_Information shown:_

================================

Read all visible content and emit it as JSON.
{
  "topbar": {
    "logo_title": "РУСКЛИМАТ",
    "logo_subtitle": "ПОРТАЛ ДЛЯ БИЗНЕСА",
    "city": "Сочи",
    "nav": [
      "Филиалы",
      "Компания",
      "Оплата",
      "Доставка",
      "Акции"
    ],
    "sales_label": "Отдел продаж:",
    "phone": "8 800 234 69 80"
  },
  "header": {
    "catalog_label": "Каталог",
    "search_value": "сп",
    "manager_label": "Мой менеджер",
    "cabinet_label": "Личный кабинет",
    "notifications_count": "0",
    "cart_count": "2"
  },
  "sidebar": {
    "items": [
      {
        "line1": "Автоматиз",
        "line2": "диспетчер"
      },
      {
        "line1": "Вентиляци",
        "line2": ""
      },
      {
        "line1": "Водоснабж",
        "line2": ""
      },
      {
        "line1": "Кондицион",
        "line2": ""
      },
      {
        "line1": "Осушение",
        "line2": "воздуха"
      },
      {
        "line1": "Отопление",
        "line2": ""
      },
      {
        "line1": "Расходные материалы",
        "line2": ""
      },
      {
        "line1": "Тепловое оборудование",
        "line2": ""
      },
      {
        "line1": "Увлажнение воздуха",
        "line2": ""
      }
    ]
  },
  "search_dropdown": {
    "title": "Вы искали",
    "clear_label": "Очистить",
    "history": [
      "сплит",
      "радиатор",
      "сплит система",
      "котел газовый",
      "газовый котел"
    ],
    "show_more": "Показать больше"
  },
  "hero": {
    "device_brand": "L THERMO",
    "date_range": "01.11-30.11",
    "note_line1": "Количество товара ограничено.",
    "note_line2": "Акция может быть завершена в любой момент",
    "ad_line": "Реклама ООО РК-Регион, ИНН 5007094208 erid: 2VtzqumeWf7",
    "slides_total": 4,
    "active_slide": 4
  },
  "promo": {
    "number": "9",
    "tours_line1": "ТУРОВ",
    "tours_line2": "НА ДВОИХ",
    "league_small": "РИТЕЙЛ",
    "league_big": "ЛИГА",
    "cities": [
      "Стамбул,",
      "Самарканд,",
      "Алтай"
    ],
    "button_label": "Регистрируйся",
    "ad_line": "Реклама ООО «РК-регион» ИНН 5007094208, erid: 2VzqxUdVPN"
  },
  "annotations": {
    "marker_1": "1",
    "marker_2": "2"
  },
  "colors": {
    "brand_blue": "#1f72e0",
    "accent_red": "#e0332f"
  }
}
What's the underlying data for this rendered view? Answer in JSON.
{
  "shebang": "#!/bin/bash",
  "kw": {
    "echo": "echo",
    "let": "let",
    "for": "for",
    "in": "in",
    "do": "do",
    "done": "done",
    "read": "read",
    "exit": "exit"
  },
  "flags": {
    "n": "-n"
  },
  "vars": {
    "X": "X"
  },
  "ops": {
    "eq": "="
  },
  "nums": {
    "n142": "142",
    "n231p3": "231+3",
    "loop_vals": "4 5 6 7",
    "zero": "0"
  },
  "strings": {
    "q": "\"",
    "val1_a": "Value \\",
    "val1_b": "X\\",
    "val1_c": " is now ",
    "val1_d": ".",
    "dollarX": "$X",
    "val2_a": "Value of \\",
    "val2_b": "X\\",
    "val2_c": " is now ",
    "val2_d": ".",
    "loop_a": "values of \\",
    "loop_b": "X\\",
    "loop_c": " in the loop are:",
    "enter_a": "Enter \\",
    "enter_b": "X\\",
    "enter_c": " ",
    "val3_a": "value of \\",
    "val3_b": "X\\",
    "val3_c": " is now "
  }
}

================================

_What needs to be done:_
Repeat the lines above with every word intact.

_Output for this task:_
Read all visible content and emit it as JSON.
{
  "topbar": {
    "logo_title": "РУСКЛИМАТ",
    "logo_subtitle": "ПОРТАЛ ДЛЯ БИЗНЕСА",
    "city": "Сочи",
    "nav": [
      "Филиалы",
      "Компания",
      "Оплата",
      "Доставка",
      "Акции"
    ],
    "sales_label": "Отдел продаж:",
    "phone": "8 800 234 69 80"
  },
  "header": {
    "catalog_label": "Каталог",
    "search_value": "сп",
    "manager_label": "Мой менеджер",
    "cabinet_label": "Личный кабинет",
    "notifications_count": "0",
    "cart_count": "2"
  },
  "sidebar": {
    "items": [
      {
        "line1": "Автоматиз",
        "line2": "диспетчер"
      },
      {
        "line1": "Вентиляци",
        "line2": ""
      },
      {
        "line1": "Водоснабж",
        "line2": ""
      },
      {
        "line1": "Кондицион",
        "line2": ""
      },
      {
        "line1": "Осушение",
        "line2": "воздуха"
      },
      {
        "line1": "Отопление",
        "line2": ""
      },
      {
        "line1": "Расходные материалы",
        "line2": ""
      },
      {
        "line1": "Тепловое оборудование",
        "line2": ""
      },
      {
        "line1": "Увлажнение воздуха",
        "line2": ""
      }
    ]
  },
  "search_dropdown": {
    "title": "Вы искали",
    "clear_label": "Очистить",
    "history": [
      "сплит",
      "радиатор",
      "сплит система",
      "котел газовый",
      "газовый котел"
    ],
    "show_more": "Показать больше"
  },
  "hero": {
    "device_brand": "L THERMO",
    "date_range": "01.11-30.11",
    "note_line1": "Количество товара ограничено.",
    "note_line2": "Акция может быть завершена в любой момент",
    "ad_line": "Реклама ООО РК-Регион, ИНН 5007094208 erid: 2VtzqumeWf7",
    "slides_total": 4,
    "active_slide": 4
  },
  "promo": {
    "number": "9",
    "tours_line1": "ТУРОВ",
    "tours_line2": "НА ДВОИХ",
    "league_small": "РИТЕЙЛ",
    "league_big": "ЛИГА",
    "cities": [
      "Стамбул,",
      "Самарканд,",
      "Алтай"
    ],
    "button_label": "Регистрируйся",
    "ad_line": "Реклама ООО «РК-регион» ИНН 5007094208, erid: 2VzqxUdVPN"
  },
  "annotations": {
    "marker_1": "1",
    "marker_2": "2"
  },
  "colors": {
    "brand_blue": "#1f72e0",
    "accent_red": "#e0332f"
  }
}
What's the underlying data for this rendered view? Answer in JSON.
{
  "shebang": "#!/bin/bash",
  "kw": {
    "echo": "echo",
    "let": "let",
    "for": "for",
    "in": "in",
    "do": "do",
    "done": "done",
    "read": "read",
    "exit": "exit"
  },
  "flags": {
    "n": "-n"
  },
  "vars": {
    "X": "X"
  },
  "ops": {
    "eq": "="
  },
  "nums": {
    "n142": "142",
    "n231p3": "231+3",
    "loop_vals": "4 5 6 7",
    "zero": "0"
  },
  "strings": {
    "q": "\"",
    "val1_a": "Value \\",
    "val1_b": "X\\",
    "val1_c": " is now ",
    "val1_d": ".",
    "dollarX": "$X",
    "val2_a": "Value of \\",
    "val2_b": "X\\",
    "val2_c": " is now ",
    "val2_d": ".",
    "loop_a": "values of \\",
    "loop_b": "X\\",
    "loop_c": " in the loop are:",
    "enter_a": "Enter \\",
    "enter_b": "X\\",
    "enter_c": " ",
    "val3_a": "value of \\",
    "val3_b": "X\\",
    "val3_c": " is now "
  }
}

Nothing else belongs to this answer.